• _DESCRIPTION OF THE TASK_
Restate each of the lines below word for word and drop every picture.

--- AVAILABLE DATA ---

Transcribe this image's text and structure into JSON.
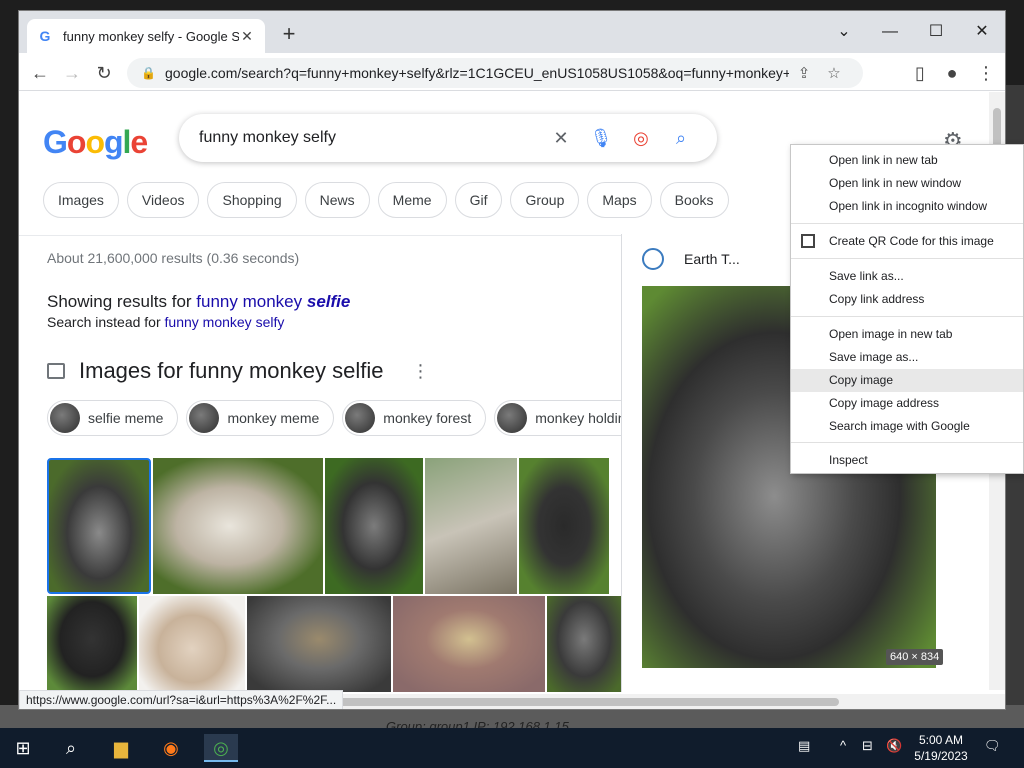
{
  "browser": {
    "tab_title": "funny monkey selfy - Google Sea",
    "url": "google.com/search?q=funny+monkey+selfy&rlz=1C1GCEU_enUS1058US1058&oq=funny+monkey+selfy...",
    "status_url": "https://www.google.com/url?sa=i&url=https%3A%2F%2F..."
  },
  "search": {
    "query": "funny monkey selfy",
    "chips": [
      "Images",
      "Videos",
      "Shopping",
      "News",
      "Meme",
      "Gif",
      "Group",
      "Maps",
      "Books"
    ],
    "stats": "About 21,600,000 results (0.36 seconds)",
    "showing_prefix": "Showing results for ",
    "showing_plain": "funny monkey ",
    "showing_bold": "selfie",
    "instead_prefix": "Search instead for ",
    "instead_link": "funny monkey selfy"
  },
  "images": {
    "heading": "Images for funny monkey selfie",
    "related": [
      "selfie meme",
      "monkey meme",
      "monkey forest",
      "monkey holding"
    ]
  },
  "preview": {
    "source": "Earth T...",
    "size": "640 × 834"
  },
  "context_menu": {
    "items": [
      "Open link in new tab",
      "Open link in new window",
      "Open link in incognito window",
      "Create QR Code for this image",
      "Save link as...",
      "Copy link address",
      "Open image in new tab",
      "Save image as...",
      "Copy image",
      "Copy image address",
      "Search image with Google",
      "Inspect"
    ]
  },
  "desktop": {
    "overlay_text": "Group: group1 IP: 192.168.1.15"
  },
  "taskbar": {
    "time": "5:00 AM",
    "date": "5/19/2023"
  },
  "colors": {
    "link": "#1a0dab",
    "taskbar": "#101c2c",
    "google_blue": "#4285f4"
  }
}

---

• _EXERCISE SOLUTION_
Transcribe this image's text and structure into JSON.
{
  "browser": {
    "tab_title": "funny monkey selfy - Google Sea",
    "url": "google.com/search?q=funny+monkey+selfy&rlz=1C1GCEU_enUS1058US1058&oq=funny+monkey+selfy...",
    "status_url": "https://www.google.com/url?sa=i&url=https%3A%2F%2F..."
  },
  "search": {
    "query": "funny monkey selfy",
    "chips": [
      "Images",
      "Videos",
      "Shopping",
      "News",
      "Meme",
      "Gif",
      "Group",
      "Maps",
      "Books"
    ],
    "stats": "About 21,600,000 results (0.36 seconds)",
    "showing_prefix": "Showing results for ",
    "showing_plain": "funny monkey ",
    "showing_bold": "selfie",
    "instead_prefix": "Search instead for ",
    "instead_link": "funny monkey selfy"
  },
  "images": {
    "heading": "Images for funny monkey selfie",
    "related": [
      "selfie meme",
      "monkey meme",
      "monkey forest",
      "monkey holding"
    ]
  },
  "preview": {
    "source": "Earth T...",
    "size": "640 × 834"
  },
  "context_menu": {
    "items": [
      "Open link in new tab",
      "Open link in new window",
      "Open link in incognito window",
      "Create QR Code for this image",
      "Save link as...",
      "Copy link address",
      "Open image in new tab",
      "Save image as...",
      "Copy image",
      "Copy image address",
      "Search image with Google",
      "Inspect"
    ]
  },
  "desktop": {
    "overlay_text": "Group: group1 IP: 192.168.1.15"
  },
  "taskbar": {
    "time": "5:00 AM",
    "date": "5/19/2023"
  },
  "colors": {
    "link": "#1a0dab",
    "taskbar": "#101c2c",
    "google_blue": "#4285f4"
  }
}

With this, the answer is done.